▶ **Instructions for the task**: Your task is to output the entries below word for word.

▶ **Entries supplied**:
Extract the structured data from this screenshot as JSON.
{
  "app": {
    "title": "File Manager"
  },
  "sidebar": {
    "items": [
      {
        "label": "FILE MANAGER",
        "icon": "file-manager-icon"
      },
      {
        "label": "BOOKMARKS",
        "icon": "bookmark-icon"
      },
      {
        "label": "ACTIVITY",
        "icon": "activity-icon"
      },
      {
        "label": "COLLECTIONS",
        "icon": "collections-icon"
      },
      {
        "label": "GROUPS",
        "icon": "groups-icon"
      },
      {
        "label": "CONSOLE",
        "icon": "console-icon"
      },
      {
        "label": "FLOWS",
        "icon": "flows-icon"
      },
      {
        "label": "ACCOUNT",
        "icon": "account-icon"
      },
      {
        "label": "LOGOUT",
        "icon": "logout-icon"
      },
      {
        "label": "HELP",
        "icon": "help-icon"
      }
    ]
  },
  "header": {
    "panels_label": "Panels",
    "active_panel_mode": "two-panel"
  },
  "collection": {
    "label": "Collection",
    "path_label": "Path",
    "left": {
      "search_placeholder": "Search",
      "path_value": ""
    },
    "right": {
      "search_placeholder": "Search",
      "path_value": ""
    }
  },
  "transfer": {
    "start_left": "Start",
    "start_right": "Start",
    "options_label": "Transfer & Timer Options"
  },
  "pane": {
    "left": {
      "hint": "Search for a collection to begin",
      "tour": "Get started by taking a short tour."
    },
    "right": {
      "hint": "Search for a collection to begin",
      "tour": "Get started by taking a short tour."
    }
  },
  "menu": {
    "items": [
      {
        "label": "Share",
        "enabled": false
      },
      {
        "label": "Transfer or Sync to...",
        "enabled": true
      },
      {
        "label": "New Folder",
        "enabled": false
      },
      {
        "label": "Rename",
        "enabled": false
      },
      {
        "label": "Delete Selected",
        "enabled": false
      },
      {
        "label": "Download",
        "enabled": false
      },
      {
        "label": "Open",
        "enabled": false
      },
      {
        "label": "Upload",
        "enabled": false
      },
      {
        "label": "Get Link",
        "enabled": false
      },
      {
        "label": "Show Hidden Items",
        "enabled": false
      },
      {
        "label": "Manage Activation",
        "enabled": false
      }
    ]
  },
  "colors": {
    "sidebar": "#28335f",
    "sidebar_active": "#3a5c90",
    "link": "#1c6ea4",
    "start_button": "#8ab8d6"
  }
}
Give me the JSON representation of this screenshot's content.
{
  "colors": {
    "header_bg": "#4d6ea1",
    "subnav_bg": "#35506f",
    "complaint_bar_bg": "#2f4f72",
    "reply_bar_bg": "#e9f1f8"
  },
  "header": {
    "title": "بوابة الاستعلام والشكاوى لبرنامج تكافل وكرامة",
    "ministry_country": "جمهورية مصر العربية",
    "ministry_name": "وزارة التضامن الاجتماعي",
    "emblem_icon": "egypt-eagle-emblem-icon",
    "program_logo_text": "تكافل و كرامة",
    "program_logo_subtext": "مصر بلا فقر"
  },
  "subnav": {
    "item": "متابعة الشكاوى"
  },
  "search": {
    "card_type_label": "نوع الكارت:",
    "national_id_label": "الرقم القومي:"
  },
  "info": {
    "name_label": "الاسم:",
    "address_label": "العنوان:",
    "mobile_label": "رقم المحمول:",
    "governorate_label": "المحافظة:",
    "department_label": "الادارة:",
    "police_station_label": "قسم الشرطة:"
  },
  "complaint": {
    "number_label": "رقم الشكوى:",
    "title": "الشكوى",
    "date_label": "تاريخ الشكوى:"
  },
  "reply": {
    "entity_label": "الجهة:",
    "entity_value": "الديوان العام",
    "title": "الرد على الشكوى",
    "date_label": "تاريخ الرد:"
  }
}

▶ **Result**:
Extract the structured data from this screenshot as JSON.
{
  "app": {
    "title": "File Manager"
  },
  "sidebar": {
    "items": [
      {
        "label": "FILE MANAGER",
        "icon": "file-manager-icon"
      },
      {
        "label": "BOOKMARKS",
        "icon": "bookmark-icon"
      },
      {
        "label": "ACTIVITY",
        "icon": "activity-icon"
      },
      {
        "label": "COLLECTIONS",
        "icon": "collections-icon"
      },
      {
        "label": "GROUPS",
        "icon": "groups-icon"
      },
      {
        "label": "CONSOLE",
        "icon": "console-icon"
      },
      {
        "label": "FLOWS",
        "icon": "flows-icon"
      },
      {
        "label": "ACCOUNT",
        "icon": "account-icon"
      },
      {
        "label": "LOGOUT",
        "icon": "logout-icon"
      },
      {
        "label": "HELP",
        "icon": "help-icon"
      }
    ]
  },
  "header": {
    "panels_label": "Panels",
    "active_panel_mode": "two-panel"
  },
  "collection": {
    "label": "Collection",
    "path_label": "Path",
    "left": {
      "search_placeholder": "Search",
      "path_value": ""
    },
    "right": {
      "search_placeholder": "Search",
      "path_value": ""
    }
  },
  "transfer": {
    "start_left": "Start",
    "start_right": "Start",
    "options_label": "Transfer & Timer Options"
  },
  "pane": {
    "left": {
      "hint": "Search for a collection to begin",
      "tour": "Get started by taking a short tour."
    },
    "right": {
      "hint": "Search for a collection to begin",
      "tour": "Get started by taking a short tour."
    }
  },
  "menu": {
    "items": [
      {
        "label": "Share",
        "enabled": false
      },
      {
        "label": "Transfer or Sync to...",
        "enabled": true
      },
      {
        "label": "New Folder",
        "enabled": false
      },
      {
        "label": "Rename",
        "enabled": false
      },
      {
        "label": "Delete Selected",
        "enabled": false
      },
      {
        "label": "Download",
        "enabled": false
      },
      {
        "label": "Open",
        "enabled": false
      },
      {
        "label": "Upload",
        "enabled": false
      },
      {
        "label": "Get Link",
        "enabled": false
      },
      {
        "label": "Show Hidden Items",
        "enabled": false
      },
      {
        "label": "Manage Activation",
        "enabled": false
      }
    ]
  },
  "colors": {
    "sidebar": "#28335f",
    "sidebar_active": "#3a5c90",
    "link": "#1c6ea4",
    "start_button": "#8ab8d6"
  }
}
Give me the JSON representation of this screenshot's content.
{
  "colors": {
    "header_bg": "#4d6ea1",
    "subnav_bg": "#35506f",
    "complaint_bar_bg": "#2f4f72",
    "reply_bar_bg": "#e9f1f8"
  },
  "header": {
    "title": "بوابة الاستعلام والشكاوى لبرنامج تكافل وكرامة",
    "ministry_country": "جمهورية مصر العربية",
    "ministry_name": "وزارة التضامن الاجتماعي",
    "emblem_icon": "egypt-eagle-emblem-icon",
    "program_logo_text": "تكافل و كرامة",
    "program_logo_subtext": "مصر بلا فقر"
  },
  "subnav": {
    "item": "متابعة الشكاوى"
  },
  "search": {
    "card_type_label": "نوع الكارت:",
    "national_id_label": "الرقم القومي:"
  },
  "info": {
    "name_label": "الاسم:",
    "address_label": "العنوان:",
    "mobile_label": "رقم المحمول:",
    "governorate_label": "المحافظة:",
    "department_label": "الادارة:",
    "police_station_label": "قسم الشرطة:"
  },
  "complaint": {
    "number_label": "رقم الشكوى:",
    "title": "الشكوى",
    "date_label": "تاريخ الشكوى:"
  },
  "reply": {
    "entity_label": "الجهة:",
    "entity_value": "الديوان العام",
    "title": "الرد على الشكوى",
    "date_label": "تاريخ الرد:"
  }
}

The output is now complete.